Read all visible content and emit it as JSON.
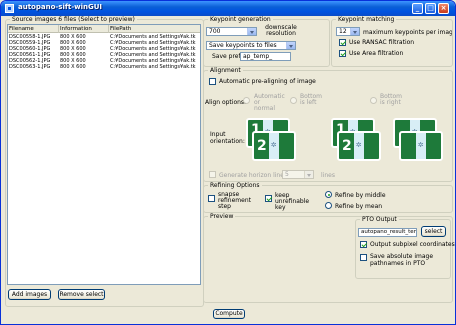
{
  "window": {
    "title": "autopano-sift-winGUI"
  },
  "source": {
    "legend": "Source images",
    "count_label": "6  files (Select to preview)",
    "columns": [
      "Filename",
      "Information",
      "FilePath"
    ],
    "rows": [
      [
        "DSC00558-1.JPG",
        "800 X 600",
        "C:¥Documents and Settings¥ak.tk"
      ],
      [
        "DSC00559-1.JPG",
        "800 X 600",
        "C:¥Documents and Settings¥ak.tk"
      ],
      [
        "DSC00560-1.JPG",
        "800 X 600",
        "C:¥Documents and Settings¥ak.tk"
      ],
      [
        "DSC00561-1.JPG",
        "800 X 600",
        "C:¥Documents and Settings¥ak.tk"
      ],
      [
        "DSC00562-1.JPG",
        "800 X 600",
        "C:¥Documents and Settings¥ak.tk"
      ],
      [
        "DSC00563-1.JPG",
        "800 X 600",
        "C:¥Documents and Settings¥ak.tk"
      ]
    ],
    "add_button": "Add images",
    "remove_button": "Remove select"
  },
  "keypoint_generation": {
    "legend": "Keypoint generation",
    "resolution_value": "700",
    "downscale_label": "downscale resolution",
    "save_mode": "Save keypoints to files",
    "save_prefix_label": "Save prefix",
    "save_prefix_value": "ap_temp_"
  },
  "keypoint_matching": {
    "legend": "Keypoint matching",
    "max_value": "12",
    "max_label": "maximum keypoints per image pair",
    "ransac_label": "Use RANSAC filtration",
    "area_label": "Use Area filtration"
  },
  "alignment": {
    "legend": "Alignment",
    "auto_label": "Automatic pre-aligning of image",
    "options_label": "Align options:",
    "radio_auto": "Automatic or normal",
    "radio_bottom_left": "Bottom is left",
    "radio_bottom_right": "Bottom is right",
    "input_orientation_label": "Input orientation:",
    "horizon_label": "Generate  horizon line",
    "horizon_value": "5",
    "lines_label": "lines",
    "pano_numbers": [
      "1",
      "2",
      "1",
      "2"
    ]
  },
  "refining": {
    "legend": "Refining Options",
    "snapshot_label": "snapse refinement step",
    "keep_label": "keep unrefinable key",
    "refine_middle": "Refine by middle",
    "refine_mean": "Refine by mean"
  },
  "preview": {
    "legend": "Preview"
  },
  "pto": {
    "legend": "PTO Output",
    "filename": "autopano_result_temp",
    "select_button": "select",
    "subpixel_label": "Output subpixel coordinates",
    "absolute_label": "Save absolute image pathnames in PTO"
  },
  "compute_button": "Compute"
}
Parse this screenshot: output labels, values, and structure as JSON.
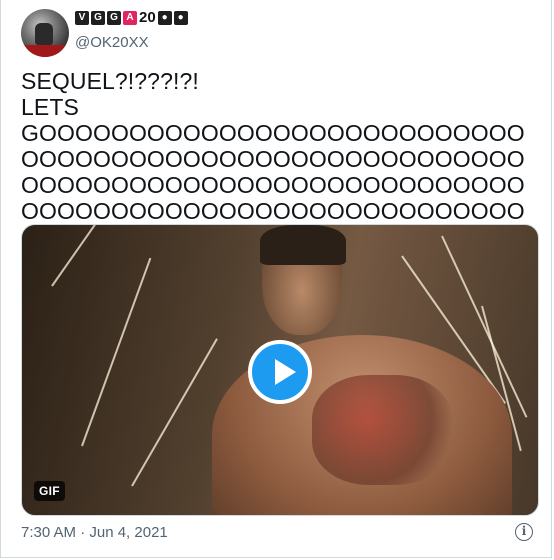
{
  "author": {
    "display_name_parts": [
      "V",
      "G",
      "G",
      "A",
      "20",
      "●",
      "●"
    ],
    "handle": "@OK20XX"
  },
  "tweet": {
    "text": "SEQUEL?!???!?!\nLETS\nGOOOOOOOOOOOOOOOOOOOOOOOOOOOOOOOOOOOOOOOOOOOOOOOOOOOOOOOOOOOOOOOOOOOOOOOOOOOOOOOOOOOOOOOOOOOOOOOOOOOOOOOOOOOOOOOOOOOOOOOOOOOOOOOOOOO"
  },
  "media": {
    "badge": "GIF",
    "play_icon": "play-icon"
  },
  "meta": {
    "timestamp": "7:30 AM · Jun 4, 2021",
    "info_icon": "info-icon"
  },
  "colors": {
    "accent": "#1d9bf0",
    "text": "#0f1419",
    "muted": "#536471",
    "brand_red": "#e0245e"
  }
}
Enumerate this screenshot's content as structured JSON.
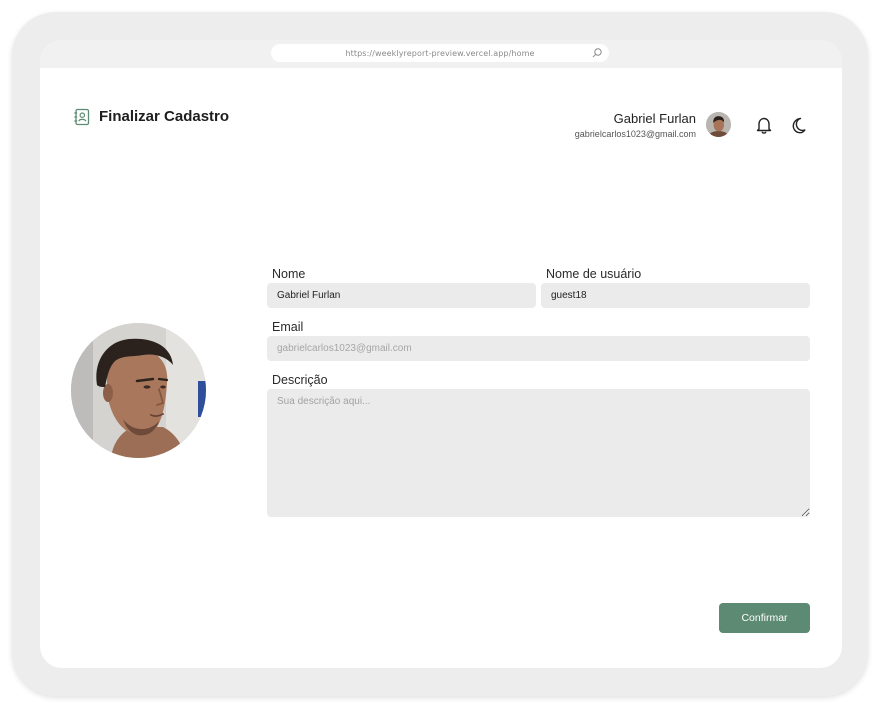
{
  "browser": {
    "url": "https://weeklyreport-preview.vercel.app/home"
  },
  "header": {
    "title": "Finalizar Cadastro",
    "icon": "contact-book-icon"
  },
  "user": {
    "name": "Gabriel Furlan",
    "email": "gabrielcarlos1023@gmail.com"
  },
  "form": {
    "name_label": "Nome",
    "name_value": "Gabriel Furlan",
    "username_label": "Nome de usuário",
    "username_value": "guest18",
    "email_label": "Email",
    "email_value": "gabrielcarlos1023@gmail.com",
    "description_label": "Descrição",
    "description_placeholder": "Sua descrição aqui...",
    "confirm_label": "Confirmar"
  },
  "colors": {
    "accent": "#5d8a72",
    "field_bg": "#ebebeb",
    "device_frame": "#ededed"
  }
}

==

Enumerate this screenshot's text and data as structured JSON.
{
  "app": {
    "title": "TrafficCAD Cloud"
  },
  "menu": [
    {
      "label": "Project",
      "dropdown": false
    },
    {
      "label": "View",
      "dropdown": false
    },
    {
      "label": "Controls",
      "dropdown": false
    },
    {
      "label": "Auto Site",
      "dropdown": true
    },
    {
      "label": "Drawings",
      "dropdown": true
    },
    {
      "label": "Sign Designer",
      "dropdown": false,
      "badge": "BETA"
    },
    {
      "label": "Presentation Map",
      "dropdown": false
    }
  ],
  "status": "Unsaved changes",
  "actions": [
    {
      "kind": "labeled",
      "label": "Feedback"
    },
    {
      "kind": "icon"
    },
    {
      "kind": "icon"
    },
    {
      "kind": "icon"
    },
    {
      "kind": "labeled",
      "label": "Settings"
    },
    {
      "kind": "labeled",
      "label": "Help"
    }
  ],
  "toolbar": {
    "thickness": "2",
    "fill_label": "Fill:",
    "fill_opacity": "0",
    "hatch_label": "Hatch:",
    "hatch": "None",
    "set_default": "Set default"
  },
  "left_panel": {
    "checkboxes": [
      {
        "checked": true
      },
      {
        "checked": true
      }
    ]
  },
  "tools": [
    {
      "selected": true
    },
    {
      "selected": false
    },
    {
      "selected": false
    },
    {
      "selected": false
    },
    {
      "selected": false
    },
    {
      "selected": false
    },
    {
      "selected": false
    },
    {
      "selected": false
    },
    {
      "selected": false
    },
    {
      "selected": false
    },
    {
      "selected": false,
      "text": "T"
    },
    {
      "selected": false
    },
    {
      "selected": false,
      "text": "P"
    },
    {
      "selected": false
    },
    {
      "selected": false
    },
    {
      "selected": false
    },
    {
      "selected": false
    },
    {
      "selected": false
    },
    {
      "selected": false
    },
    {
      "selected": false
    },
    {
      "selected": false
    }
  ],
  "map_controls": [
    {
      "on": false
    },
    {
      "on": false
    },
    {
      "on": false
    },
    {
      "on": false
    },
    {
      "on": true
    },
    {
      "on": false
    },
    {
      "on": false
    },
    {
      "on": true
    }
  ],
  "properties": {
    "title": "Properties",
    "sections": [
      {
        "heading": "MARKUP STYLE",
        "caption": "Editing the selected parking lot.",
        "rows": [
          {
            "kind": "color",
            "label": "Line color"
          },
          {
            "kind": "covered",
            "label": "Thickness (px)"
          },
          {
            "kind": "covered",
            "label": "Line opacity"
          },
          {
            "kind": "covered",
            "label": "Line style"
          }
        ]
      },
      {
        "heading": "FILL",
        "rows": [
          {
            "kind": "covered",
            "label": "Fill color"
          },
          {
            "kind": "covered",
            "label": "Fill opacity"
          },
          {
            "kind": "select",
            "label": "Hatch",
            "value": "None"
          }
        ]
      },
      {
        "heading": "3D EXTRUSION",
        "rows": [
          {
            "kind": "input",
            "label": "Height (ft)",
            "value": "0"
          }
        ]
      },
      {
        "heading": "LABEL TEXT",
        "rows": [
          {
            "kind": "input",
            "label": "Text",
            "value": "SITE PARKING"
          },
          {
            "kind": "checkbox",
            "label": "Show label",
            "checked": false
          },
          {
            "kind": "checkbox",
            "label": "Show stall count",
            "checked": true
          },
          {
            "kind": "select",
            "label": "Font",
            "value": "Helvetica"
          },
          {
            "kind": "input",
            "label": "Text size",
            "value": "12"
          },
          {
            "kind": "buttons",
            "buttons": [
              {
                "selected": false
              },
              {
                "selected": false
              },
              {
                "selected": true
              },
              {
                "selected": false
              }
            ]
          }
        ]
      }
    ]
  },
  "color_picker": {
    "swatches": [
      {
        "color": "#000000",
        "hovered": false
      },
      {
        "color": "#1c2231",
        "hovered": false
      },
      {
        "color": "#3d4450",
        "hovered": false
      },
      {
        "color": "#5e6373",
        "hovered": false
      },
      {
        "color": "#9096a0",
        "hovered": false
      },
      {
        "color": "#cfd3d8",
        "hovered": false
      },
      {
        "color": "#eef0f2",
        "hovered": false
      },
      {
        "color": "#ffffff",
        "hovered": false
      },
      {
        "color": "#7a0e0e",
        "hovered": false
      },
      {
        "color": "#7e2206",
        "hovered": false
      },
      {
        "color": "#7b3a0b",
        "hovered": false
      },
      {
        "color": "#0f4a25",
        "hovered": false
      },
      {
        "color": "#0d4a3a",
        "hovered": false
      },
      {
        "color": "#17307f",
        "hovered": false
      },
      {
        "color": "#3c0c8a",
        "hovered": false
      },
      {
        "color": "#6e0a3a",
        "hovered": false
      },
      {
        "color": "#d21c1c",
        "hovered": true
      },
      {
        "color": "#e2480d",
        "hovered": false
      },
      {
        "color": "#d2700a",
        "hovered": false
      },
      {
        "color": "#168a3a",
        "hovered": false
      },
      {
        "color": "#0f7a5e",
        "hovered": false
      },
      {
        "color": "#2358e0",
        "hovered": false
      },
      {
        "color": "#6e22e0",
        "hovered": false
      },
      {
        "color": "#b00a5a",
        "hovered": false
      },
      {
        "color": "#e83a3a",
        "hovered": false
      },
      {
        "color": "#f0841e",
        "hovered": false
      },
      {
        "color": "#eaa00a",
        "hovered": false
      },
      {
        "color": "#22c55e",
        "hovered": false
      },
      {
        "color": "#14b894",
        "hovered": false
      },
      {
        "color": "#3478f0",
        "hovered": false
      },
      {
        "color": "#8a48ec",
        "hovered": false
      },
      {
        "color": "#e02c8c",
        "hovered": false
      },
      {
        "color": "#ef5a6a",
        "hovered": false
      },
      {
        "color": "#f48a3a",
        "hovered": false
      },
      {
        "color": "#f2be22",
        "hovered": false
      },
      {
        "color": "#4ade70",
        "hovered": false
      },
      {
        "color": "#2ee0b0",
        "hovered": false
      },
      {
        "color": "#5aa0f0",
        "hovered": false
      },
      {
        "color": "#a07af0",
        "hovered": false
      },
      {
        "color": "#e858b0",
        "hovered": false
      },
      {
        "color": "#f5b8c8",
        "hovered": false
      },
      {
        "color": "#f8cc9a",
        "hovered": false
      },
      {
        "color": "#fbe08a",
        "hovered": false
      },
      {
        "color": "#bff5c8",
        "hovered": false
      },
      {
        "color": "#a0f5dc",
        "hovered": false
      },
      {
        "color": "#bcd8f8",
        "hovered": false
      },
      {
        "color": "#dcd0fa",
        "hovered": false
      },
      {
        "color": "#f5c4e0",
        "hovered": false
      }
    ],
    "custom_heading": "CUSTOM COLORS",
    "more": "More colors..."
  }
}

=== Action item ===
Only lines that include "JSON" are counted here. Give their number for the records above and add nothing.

=== Response below ===
4